Objective: To describe an indwelling urethral catheter coated with gentamicin sulphate on the inner and outer surface of the catheter, and to evaluate the efficacy and safety of this catheter in preventing catheter-associated infections in rabbits. Materials and methods: Sixty rabbits were divided equally into control and experimental groups which were then subdivided equally according to the duration of catheterization (1, 3 and 5 days). Silicone-treated latex catheters were used in the control group and gentamicin-releasing catheters in the experimental group. Urine samples and surface swabs from the catheter were cultured for bacteriological assessment, and the catheter surface examined by scanning electron microscopy to structurally analyse the biofilms. Results: The gentamicin-releasing catheter reduced the incidence of bacteriuria (defined as ≥ 100 c.f.u./mL) after both 3 and 5 days of catheterization (eight and 10 rabbits, respectively, for the control catheter, vs two and four rabbits for the gentamicin-releasing catheter, P<0.05). The surfaces of the gentamicin-releasing catheter were colonized less often than those of the control catheter after both 3 and 5 days (eight and 10, respectively, for the control, vs one and four for the gentamicin-releasing catheter. P<0.05). Scanning electron microscopy showed the formation of bacterial biofilm throughout the 3-day and 5-day control catheters, but deterioration of the bacterial biofilm was visible on the surface of the gentamicin-releasing catheters. Conclusion: This new gentamicin-releasing catheter produced an antibacterial barrier which inhibited catheter-associated urinary tract infection with no toxicity for at least 5 days. These in vivo studies suggest that this new catheter may be useful for controlling infection, with systemic and local safety, in patients undergoing short-term indwelling urethral catheterization.

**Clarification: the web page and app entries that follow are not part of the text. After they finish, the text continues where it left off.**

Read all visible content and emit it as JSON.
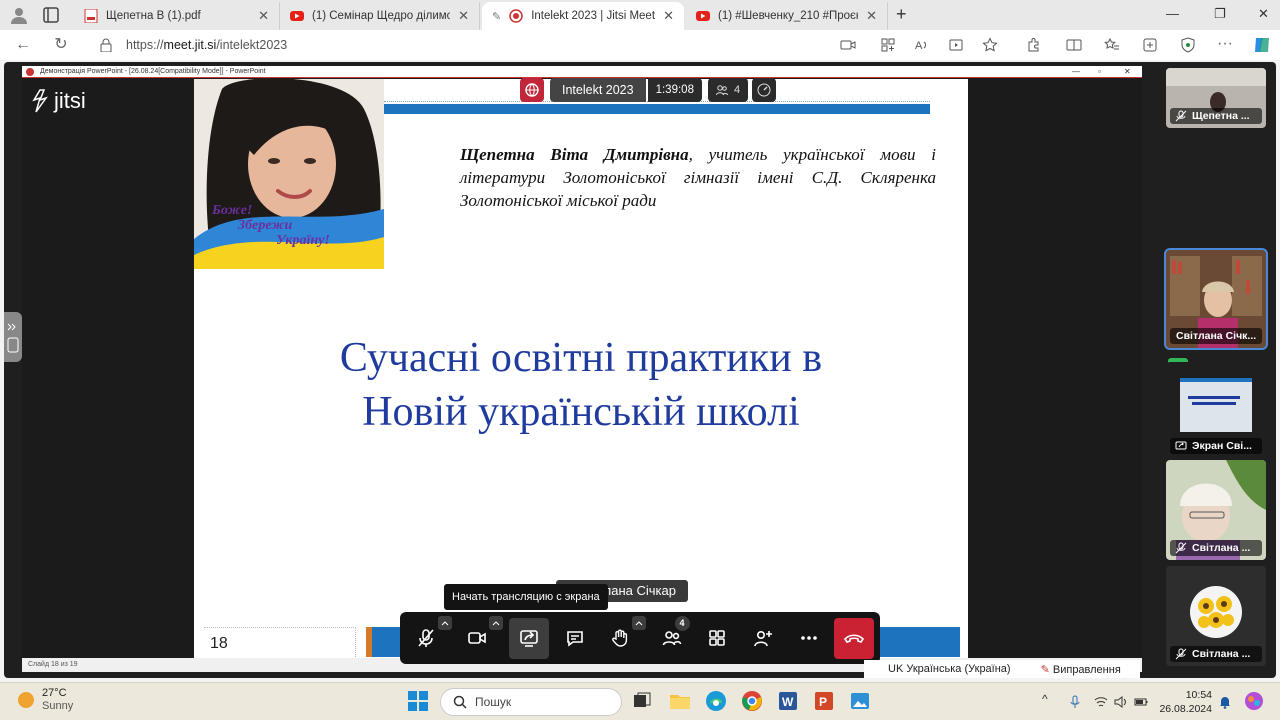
{
  "browser": {
    "tabs": [
      {
        "title": "Щепетна В (1).pdf",
        "icon": "pdf-icon"
      },
      {
        "title": "(1) Семінар Щедро ділимось до",
        "icon": "youtube-icon"
      },
      {
        "title": "Intelekt 2023 | Jitsi Meet",
        "icon": "record-icon",
        "active": true
      },
      {
        "title": "(1) #Шевченку_210 #Проєкт_9_",
        "icon": "youtube-icon"
      }
    ],
    "url_prefix": "https://",
    "url_host": "meet.jit.si",
    "url_path": "/intelekt2023"
  },
  "ppt": {
    "window_title": "Демонстрація PowerPoint - [26.08.24[Compatibility Mode]] - PowerPoint",
    "status": "Слайд 18 из 19"
  },
  "slide": {
    "author_name": "Щепетна Віта Дмитрівна",
    "author_desc": ", учитель української мови і літератури Золотоніської гімназії імені С.Д. Скляренка Золотоніської міської ради",
    "photo_caption_1": "Боже!",
    "photo_caption_2": "Збережи",
    "photo_caption_3": "Україну!",
    "title_line1": "Сучасні освітні практики в",
    "title_line2": "Новій українській школі",
    "number": "18"
  },
  "jitsi": {
    "logo": "jitsi",
    "room_name": "Intelekt 2023",
    "timer": "1:39:08",
    "participant_count": "4",
    "speaker": "Світлана Січкар",
    "speaker_prefix": "н",
    "tooltip": "Начать трансляцию с экрана",
    "participants_badge": "4",
    "filmstrip": [
      {
        "name": "Щепетна ..."
      },
      {
        "name": "Світлана Січк..."
      },
      {
        "name": "Экран Сві..."
      },
      {
        "name": "Світлана ..."
      },
      {
        "name": "Світлана ..."
      }
    ]
  },
  "language_bar": {
    "lang": "UK Українська (Україна)",
    "fix": "Виправлення"
  },
  "taskbar": {
    "temp": "27°C",
    "weather": "Sunny",
    "search_placeholder": "Пошук",
    "time": "10:54",
    "date": "26.08.2024"
  },
  "colors": {
    "accent_blue": "#1e73be",
    "title_blue": "#1f3b9e",
    "hangup": "#cb2233",
    "record": "#c2263a"
  }
}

- Bacterial biofilm
- Catheter-associated urinary tract infection
- Urethral catheter
ASJC Scopus subject areas